→ Problem
The answer should consist of every record, reproduced exactly.

Interface dataset entries:

== == ==

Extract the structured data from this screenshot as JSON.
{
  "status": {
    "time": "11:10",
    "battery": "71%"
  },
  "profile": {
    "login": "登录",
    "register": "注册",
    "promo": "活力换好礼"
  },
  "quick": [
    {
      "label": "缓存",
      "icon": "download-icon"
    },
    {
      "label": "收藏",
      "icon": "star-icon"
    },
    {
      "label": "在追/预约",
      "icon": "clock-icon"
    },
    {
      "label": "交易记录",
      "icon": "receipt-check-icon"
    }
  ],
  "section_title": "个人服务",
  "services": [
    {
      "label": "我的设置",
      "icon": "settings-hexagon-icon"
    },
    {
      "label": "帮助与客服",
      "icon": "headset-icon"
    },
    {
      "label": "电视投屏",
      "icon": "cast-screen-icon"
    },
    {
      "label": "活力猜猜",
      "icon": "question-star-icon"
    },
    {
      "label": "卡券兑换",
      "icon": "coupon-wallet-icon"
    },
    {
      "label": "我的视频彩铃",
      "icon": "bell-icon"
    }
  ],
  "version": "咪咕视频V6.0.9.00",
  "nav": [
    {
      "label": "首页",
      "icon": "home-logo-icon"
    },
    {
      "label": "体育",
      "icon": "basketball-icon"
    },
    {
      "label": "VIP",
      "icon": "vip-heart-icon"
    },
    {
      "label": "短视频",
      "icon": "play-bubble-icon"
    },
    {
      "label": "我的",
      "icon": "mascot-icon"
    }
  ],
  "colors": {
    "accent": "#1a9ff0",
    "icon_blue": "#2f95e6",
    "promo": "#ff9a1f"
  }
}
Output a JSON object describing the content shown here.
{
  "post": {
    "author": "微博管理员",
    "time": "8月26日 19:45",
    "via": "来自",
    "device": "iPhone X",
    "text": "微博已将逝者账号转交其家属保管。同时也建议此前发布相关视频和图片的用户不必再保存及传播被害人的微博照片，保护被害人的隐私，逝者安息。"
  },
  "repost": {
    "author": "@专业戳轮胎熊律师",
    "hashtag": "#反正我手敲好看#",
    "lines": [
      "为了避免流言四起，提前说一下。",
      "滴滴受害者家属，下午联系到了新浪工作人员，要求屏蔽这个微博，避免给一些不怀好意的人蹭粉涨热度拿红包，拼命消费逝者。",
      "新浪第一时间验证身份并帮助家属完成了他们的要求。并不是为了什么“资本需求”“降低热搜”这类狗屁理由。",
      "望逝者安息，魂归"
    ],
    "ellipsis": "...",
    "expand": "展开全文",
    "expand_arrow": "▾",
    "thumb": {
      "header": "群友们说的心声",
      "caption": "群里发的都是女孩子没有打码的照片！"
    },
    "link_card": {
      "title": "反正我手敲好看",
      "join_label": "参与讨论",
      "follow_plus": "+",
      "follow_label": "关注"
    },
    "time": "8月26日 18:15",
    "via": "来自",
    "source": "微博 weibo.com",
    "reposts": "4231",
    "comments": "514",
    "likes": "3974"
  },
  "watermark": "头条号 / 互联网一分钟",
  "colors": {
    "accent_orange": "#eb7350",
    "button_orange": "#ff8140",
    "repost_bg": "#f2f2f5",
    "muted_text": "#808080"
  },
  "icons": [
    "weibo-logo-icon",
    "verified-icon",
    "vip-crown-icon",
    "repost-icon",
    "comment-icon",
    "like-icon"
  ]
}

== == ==

→ Solution to this problem
Extract the structured data from this screenshot as JSON.
{
  "status": {
    "time": "11:10",
    "battery": "71%"
  },
  "profile": {
    "login": "登录",
    "register": "注册",
    "promo": "活力换好礼"
  },
  "quick": [
    {
      "label": "缓存",
      "icon": "download-icon"
    },
    {
      "label": "收藏",
      "icon": "star-icon"
    },
    {
      "label": "在追/预约",
      "icon": "clock-icon"
    },
    {
      "label": "交易记录",
      "icon": "receipt-check-icon"
    }
  ],
  "section_title": "个人服务",
  "services": [
    {
      "label": "我的设置",
      "icon": "settings-hexagon-icon"
    },
    {
      "label": "帮助与客服",
      "icon": "headset-icon"
    },
    {
      "label": "电视投屏",
      "icon": "cast-screen-icon"
    },
    {
      "label": "活力猜猜",
      "icon": "question-star-icon"
    },
    {
      "label": "卡券兑换",
      "icon": "coupon-wallet-icon"
    },
    {
      "label": "我的视频彩铃",
      "icon": "bell-icon"
    }
  ],
  "version": "咪咕视频V6.0.9.00",
  "nav": [
    {
      "label": "首页",
      "icon": "home-logo-icon"
    },
    {
      "label": "体育",
      "icon": "basketball-icon"
    },
    {
      "label": "VIP",
      "icon": "vip-heart-icon"
    },
    {
      "label": "短视频",
      "icon": "play-bubble-icon"
    },
    {
      "label": "我的",
      "icon": "mascot-icon"
    }
  ],
  "colors": {
    "accent": "#1a9ff0",
    "icon_blue": "#2f95e6",
    "promo": "#ff9a1f"
  }
}
Output a JSON object describing the content shown here.
{
  "post": {
    "author": "微博管理员",
    "time": "8月26日 19:45",
    "via": "来自",
    "device": "iPhone X",
    "text": "微博已将逝者账号转交其家属保管。同时也建议此前发布相关视频和图片的用户不必再保存及传播被害人的微博照片，保护被害人的隐私，逝者安息。"
  },
  "repost": {
    "author": "@专业戳轮胎熊律师",
    "hashtag": "#反正我手敲好看#",
    "lines": [
      "为了避免流言四起，提前说一下。",
      "滴滴受害者家属，下午联系到了新浪工作人员，要求屏蔽这个微博，避免给一些不怀好意的人蹭粉涨热度拿红包，拼命消费逝者。",
      "新浪第一时间验证身份并帮助家属完成了他们的要求。并不是为了什么“资本需求”“降低热搜”这类狗屁理由。",
      "望逝者安息，魂归"
    ],
    "ellipsis": "...",
    "expand": "展开全文",
    "expand_arrow": "▾",
    "thumb": {
      "header": "群友们说的心声",
      "caption": "群里发的都是女孩子没有打码的照片！"
    },
    "link_card": {
      "title": "反正我手敲好看",
      "join_label": "参与讨论",
      "follow_plus": "+",
      "follow_label": "关注"
    },
    "time": "8月26日 18:15",
    "via": "来自",
    "source": "微博 weibo.com",
    "reposts": "4231",
    "comments": "514",
    "likes": "3974"
  },
  "watermark": "头条号 / 互联网一分钟",
  "colors": {
    "accent_orange": "#eb7350",
    "button_orange": "#ff8140",
    "repost_bg": "#f2f2f5",
    "muted_text": "#808080"
  },
  "icons": [
    "weibo-logo-icon",
    "verified-icon",
    "vip-crown-icon",
    "repost-icon",
    "comment-icon",
    "like-icon"
  ]
}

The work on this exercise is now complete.